“My friends and family helped me a lot when I was on sick leave, but to the point where I had started to rely on them. The module taught me that I had to keep trying and encouraged me to change.”

Stephen has now returned to work and says he feels more confident. “Since taking online therapy, I feel happier. It is a fantastic service that has helped me immensely. I’m now being more assertive at work and am saying ‘no’ more so that I can take care of myself first. I’m also spending more quality time with my family – they look forward to seeing me at the end of the day, and I really value what I’ve got.

In Mental Health Awareness Week, Stephen wants others to know that recovery is possible. He added:

“There is hope for others who are feeling stressed out like I was. Mental health is a serious issue, and because our lifestyles are so fast-paced and we’re switched on 24/7, our stress is worsening. Men do tend to stay in their shells more, but it’s important to speak to someone.
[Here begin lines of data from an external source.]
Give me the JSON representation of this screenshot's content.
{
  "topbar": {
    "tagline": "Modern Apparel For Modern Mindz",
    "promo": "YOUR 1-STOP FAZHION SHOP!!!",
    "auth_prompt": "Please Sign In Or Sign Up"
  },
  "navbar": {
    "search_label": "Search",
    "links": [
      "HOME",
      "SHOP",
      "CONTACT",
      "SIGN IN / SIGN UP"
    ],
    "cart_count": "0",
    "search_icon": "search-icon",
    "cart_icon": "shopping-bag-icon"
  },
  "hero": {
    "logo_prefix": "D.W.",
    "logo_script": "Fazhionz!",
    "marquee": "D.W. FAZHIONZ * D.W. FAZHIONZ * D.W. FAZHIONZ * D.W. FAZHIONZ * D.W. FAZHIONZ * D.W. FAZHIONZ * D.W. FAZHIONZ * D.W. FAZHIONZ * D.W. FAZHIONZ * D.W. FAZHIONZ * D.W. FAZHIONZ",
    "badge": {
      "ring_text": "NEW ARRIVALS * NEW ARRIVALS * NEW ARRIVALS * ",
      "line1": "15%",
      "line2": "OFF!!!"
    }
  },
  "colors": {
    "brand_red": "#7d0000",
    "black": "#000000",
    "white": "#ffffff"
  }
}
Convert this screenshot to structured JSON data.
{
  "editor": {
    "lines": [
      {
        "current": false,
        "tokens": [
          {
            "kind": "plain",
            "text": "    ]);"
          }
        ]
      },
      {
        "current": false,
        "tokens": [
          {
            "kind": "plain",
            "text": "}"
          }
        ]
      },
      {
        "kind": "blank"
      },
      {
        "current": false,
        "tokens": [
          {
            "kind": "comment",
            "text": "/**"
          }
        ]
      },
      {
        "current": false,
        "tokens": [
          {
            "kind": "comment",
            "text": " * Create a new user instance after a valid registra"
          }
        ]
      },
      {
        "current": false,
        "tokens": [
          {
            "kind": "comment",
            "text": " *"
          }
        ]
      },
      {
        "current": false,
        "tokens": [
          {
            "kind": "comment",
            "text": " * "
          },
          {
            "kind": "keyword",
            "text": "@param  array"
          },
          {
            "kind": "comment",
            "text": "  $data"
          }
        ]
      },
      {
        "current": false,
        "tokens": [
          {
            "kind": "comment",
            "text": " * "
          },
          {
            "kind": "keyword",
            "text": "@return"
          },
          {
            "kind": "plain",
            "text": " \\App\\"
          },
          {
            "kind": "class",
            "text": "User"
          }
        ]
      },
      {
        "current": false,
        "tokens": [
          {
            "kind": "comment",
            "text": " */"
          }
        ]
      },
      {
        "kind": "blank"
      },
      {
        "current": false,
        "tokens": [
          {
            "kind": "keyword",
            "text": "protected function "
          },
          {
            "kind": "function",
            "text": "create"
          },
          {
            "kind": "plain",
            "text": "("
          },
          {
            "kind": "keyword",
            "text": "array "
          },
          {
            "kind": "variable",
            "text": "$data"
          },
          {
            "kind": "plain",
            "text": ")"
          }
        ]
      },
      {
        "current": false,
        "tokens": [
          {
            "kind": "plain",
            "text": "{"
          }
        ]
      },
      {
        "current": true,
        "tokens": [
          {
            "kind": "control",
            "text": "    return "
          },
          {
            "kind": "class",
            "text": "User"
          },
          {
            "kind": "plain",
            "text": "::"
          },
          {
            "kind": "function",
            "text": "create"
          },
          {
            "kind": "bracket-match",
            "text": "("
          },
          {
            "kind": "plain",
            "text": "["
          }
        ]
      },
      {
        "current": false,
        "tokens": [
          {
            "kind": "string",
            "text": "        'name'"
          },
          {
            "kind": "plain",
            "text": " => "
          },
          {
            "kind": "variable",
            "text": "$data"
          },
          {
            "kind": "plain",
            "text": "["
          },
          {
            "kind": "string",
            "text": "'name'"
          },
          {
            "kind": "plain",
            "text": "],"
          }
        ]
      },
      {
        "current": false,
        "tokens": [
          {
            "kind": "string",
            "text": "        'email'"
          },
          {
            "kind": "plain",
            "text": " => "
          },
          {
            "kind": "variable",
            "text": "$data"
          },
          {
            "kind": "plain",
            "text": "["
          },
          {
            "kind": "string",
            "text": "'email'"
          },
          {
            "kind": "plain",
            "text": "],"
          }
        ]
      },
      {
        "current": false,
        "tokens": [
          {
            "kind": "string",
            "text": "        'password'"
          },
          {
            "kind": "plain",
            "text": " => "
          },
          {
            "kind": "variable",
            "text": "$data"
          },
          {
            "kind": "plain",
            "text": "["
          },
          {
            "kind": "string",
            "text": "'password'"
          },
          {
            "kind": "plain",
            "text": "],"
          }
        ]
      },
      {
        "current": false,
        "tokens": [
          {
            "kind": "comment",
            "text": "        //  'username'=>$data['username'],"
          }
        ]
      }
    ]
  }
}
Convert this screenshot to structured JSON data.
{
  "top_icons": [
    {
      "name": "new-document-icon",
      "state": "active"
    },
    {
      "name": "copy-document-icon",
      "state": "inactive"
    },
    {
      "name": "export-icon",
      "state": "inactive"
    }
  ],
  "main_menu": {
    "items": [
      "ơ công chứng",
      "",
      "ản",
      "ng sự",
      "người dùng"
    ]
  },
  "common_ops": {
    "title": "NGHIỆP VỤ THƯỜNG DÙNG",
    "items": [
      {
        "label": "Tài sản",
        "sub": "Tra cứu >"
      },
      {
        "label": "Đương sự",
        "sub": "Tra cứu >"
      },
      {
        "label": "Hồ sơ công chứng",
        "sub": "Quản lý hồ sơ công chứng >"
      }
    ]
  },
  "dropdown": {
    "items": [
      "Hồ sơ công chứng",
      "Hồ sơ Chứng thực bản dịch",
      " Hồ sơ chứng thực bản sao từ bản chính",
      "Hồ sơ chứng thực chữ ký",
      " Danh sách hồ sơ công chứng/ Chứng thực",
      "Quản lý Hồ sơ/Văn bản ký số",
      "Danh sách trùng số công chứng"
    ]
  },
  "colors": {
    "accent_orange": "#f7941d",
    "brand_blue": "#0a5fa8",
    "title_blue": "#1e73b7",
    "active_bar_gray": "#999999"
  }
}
“Before I did online therapy, I couldn’t forgive and I couldn’t forget. Since taking the course, I have put things into perspective and I can now forgive and forget. The online therapy service has been fantastic for me and changed my outlook when I was at a low point in my life. I would really encourage others to consider using it.”

There is a wide range of information, support and resources available. To find out more about the My Mind Matters online therapy platform, please go to www.hounslowiapt.nhs.uk/what-we-offer/my-mind-matters/

West London Mental Health NHS Trust is supporting the Green Ribbon Campaign during Mental Health Awareness Week to help end mental health stigma.

The Trust is also working with the Wellbeing Network in Hounslow to host a Human Library event. This event is based on the tradition of borrowing a book from a library but is instead an opportunity to borrow a person. This person becomes a ‘human book’ and has a title that you can choose and borrow from a list.


WLMHT contact details:

For further information, please contact West London Mental Health NHS Trust’s communications team on communications@wlmht.nhs.uk or 020 8483 2283.

Follow us on Twitter @WLMHT